Bystanders adorned in patriotic red, white and blue, some waving American flags and flashing signs, shouted cheers of encouragement and good wishes as about 27 injured veterans and supporters cycled down West Chestnut Street Monday afternoon.
Rome was among the several small-town stops on a 14-day bicycle trip from Canada to Washington, D.C. by the team of veterans representing three countries — the United States, Canada and Denmark.
They were treated to a spaghetti dinner by Rome Veterans of Foreign Wars Post and then enjoyed a hot shower and comfortable bed overnight at the Wingate Hotel at Griffiss Business and Technology Park.
The contingent included 16 injured veterans biking with nine able-bodied riders, also accompanied by support staff in some vehicles, according to the World T.E.A.M. Sports organization, which coordinated the event.
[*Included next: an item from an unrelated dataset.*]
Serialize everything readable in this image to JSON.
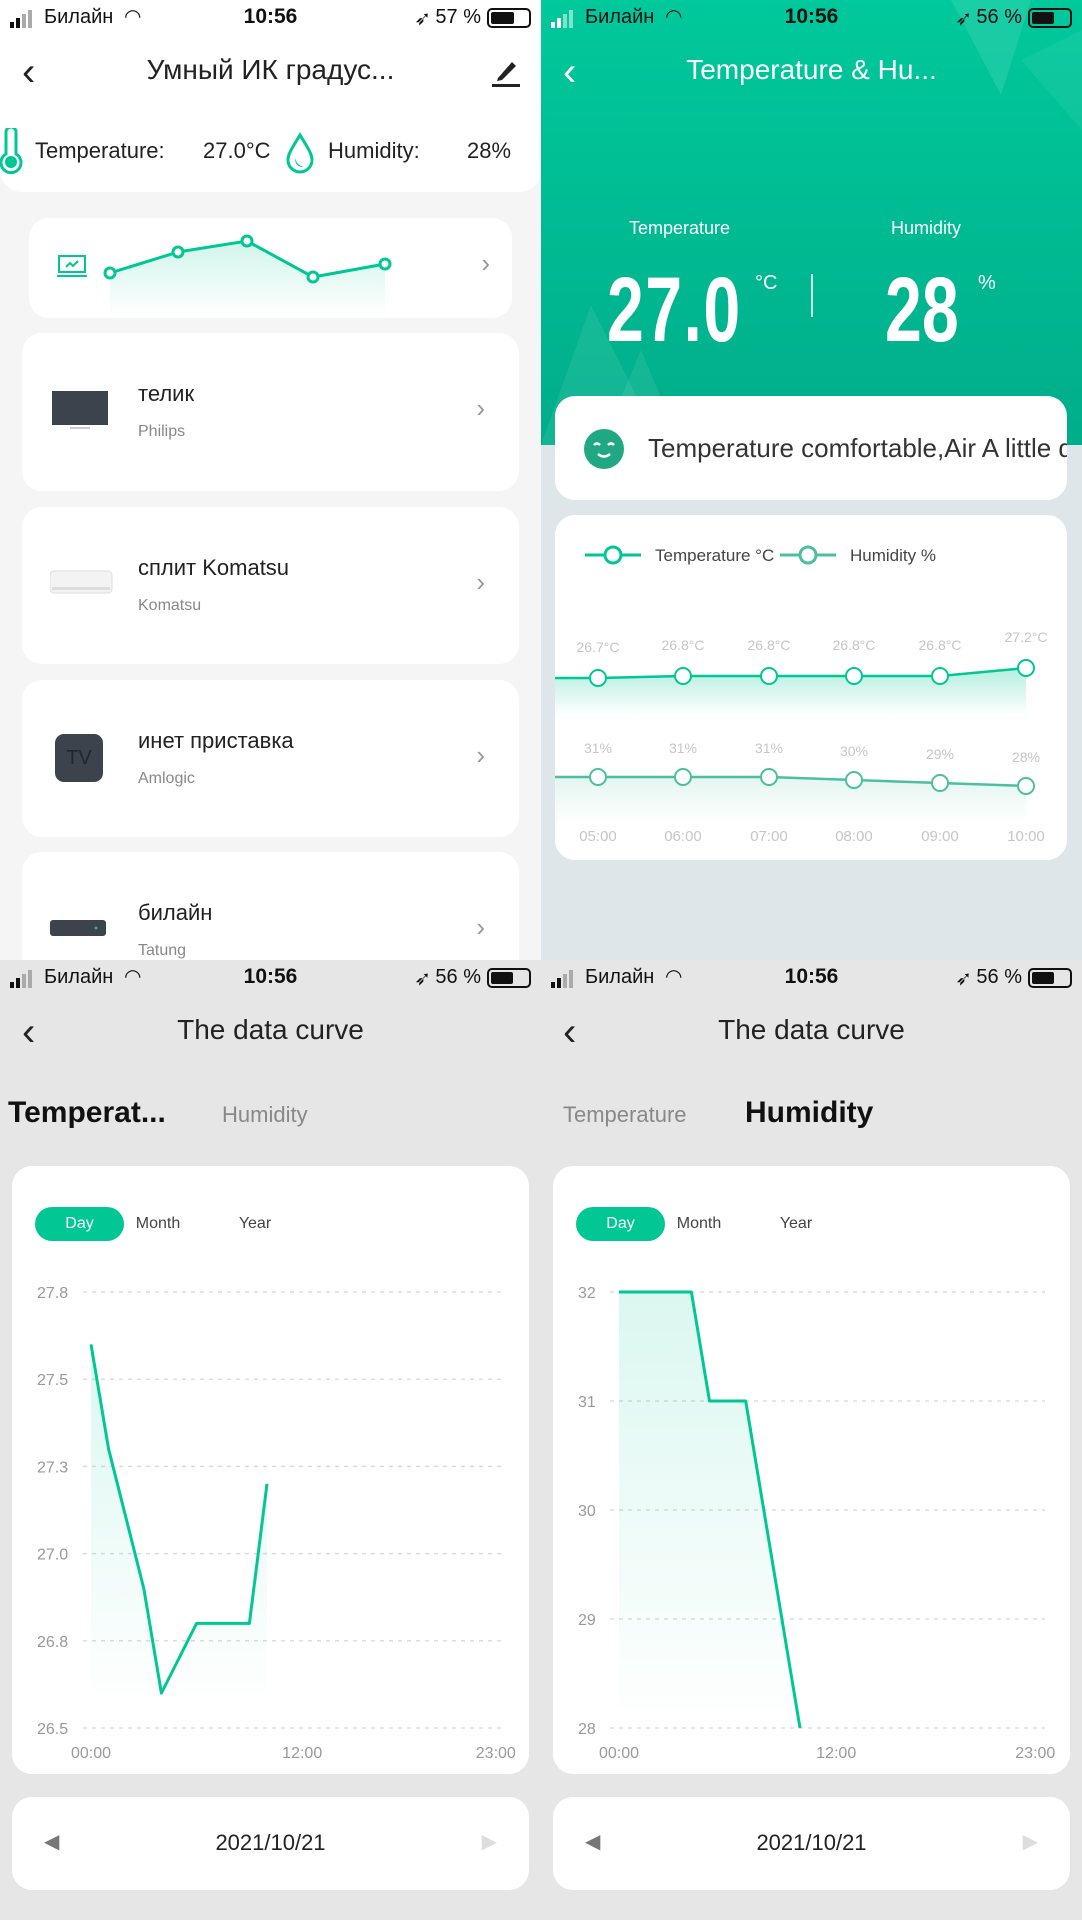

The nearly 800-mile trip was geared to build awareness and provide inspiration.
Participants include veterans who served in Vietnam, Bosnia, Afghanistan and Iraq.
Among their disabilities are loss of limb, paralysis, post-traumatic stress, brain injuries, and blindness in some cases.
Two able-bodied riders are serving as pilots for blind veterans using tandem bicycles, according to World T.E.A.M. Sports.
“The ride does two things: It provides people with disabilities the opportunity to participate in an athletic event of this magnitude and it allows communities to observe people with disabilities and highlights the fact that their disabilities could be merely nuisances and can easily be overcome,” said World T.E.A.M. Chief Executive Officer Van Brinson.